## What you should do:
Only the count is wanted here: how many lines of the entries hold the string "search"?

## Materials provided:

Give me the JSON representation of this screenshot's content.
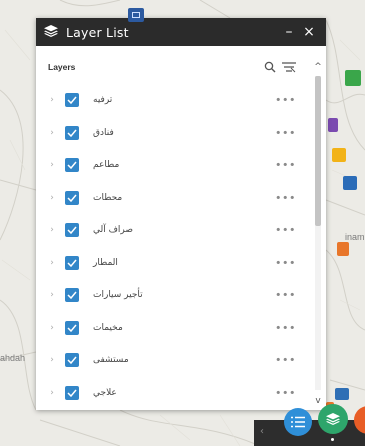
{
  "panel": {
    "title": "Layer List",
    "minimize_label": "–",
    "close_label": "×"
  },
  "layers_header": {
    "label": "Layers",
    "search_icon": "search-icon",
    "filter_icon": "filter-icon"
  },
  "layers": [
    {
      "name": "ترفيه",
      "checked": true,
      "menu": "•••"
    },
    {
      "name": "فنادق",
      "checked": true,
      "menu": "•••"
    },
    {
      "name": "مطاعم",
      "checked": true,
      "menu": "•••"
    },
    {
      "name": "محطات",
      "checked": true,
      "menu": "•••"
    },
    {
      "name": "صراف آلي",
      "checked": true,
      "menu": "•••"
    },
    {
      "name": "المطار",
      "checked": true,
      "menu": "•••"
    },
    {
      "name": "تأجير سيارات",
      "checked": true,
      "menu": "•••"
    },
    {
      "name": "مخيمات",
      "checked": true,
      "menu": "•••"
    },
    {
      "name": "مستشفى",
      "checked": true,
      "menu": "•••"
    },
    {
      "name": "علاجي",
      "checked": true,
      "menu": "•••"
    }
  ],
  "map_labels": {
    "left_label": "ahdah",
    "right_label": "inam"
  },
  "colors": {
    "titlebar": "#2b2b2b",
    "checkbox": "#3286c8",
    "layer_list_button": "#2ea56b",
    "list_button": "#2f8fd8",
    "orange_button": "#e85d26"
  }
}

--

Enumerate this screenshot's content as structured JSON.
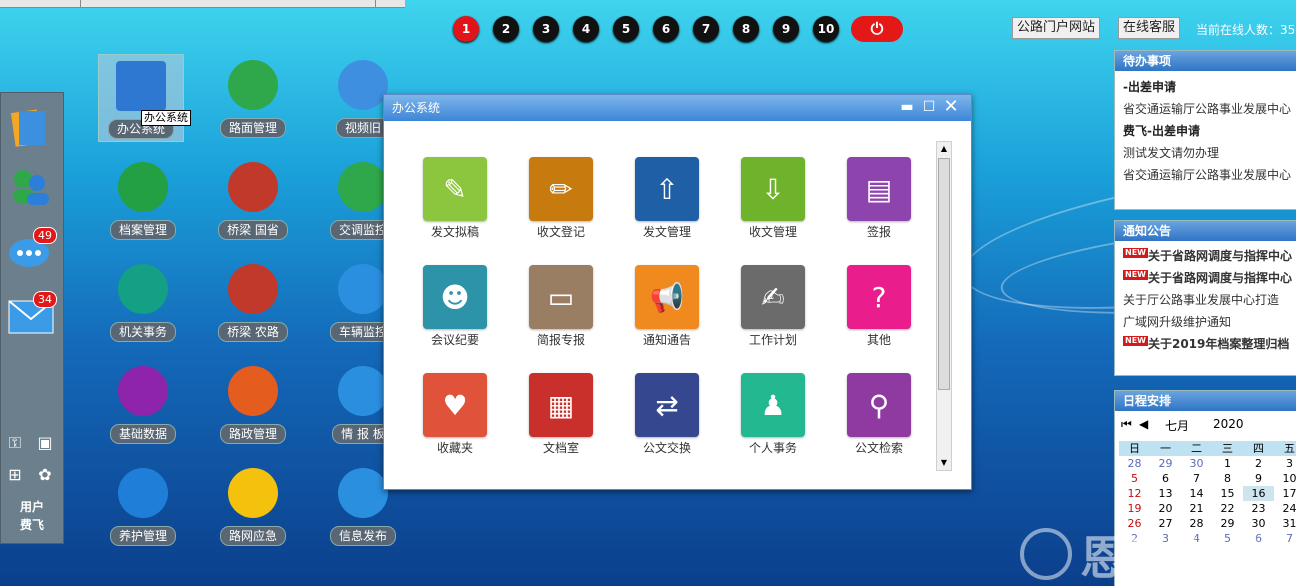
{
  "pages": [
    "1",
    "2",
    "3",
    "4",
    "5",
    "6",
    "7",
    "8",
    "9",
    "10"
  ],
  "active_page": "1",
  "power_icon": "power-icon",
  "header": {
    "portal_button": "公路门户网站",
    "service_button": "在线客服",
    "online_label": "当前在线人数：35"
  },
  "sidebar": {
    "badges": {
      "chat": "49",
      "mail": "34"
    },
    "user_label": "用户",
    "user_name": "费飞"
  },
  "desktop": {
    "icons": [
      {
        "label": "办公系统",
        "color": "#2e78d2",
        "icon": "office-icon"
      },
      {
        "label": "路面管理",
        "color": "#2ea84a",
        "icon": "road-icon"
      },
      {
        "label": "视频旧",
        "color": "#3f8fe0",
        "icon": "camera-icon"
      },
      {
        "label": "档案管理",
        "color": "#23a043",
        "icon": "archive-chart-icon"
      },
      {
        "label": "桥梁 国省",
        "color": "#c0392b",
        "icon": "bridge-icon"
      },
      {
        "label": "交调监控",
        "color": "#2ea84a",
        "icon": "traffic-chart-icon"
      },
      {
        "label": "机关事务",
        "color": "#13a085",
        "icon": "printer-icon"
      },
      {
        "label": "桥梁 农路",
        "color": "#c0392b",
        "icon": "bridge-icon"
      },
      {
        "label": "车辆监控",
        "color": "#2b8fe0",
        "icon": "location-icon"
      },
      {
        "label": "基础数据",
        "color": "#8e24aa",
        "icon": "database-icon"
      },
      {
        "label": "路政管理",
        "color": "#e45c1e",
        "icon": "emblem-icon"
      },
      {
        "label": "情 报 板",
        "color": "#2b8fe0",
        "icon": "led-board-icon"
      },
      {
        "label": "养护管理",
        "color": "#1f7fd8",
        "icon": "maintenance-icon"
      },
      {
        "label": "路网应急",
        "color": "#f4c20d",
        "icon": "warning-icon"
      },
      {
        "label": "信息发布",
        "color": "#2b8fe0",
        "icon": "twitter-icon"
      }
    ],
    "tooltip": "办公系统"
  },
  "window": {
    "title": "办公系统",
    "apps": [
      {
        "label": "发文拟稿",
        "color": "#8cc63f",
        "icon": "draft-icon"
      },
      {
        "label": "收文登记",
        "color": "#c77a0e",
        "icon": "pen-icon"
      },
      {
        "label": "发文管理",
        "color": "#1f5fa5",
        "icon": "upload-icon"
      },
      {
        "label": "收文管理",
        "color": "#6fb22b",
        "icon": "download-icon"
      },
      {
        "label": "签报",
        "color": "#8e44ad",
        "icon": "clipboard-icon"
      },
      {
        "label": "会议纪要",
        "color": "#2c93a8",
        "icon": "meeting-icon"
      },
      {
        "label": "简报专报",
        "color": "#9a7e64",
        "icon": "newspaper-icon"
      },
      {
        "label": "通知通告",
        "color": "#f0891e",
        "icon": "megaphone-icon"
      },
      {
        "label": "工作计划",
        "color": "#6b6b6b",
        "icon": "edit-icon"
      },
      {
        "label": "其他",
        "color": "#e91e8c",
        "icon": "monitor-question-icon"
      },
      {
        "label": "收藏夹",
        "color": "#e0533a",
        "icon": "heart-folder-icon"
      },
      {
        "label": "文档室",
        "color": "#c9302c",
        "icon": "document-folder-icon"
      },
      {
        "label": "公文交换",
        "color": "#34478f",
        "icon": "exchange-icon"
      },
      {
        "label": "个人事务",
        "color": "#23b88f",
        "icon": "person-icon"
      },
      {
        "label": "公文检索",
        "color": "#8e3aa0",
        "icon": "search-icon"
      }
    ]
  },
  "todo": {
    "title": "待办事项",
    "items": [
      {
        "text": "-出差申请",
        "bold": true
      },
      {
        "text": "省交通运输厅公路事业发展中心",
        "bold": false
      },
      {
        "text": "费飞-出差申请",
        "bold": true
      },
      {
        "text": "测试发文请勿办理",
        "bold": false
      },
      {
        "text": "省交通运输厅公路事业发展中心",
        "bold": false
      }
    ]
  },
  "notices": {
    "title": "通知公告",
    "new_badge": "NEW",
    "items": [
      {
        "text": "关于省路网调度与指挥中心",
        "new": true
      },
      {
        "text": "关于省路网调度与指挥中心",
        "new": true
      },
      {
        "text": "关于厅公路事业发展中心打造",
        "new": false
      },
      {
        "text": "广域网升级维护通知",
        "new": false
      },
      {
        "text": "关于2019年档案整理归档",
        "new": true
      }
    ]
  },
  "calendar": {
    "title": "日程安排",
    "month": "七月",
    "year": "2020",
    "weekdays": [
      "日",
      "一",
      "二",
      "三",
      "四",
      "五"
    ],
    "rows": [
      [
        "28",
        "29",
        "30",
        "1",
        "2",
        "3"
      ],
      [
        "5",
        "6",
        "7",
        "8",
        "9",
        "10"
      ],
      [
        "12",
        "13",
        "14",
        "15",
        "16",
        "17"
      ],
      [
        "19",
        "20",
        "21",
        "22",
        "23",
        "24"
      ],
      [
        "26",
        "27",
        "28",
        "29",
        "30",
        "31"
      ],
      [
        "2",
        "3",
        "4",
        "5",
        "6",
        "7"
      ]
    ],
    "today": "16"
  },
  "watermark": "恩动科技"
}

## Result for this exercise:
2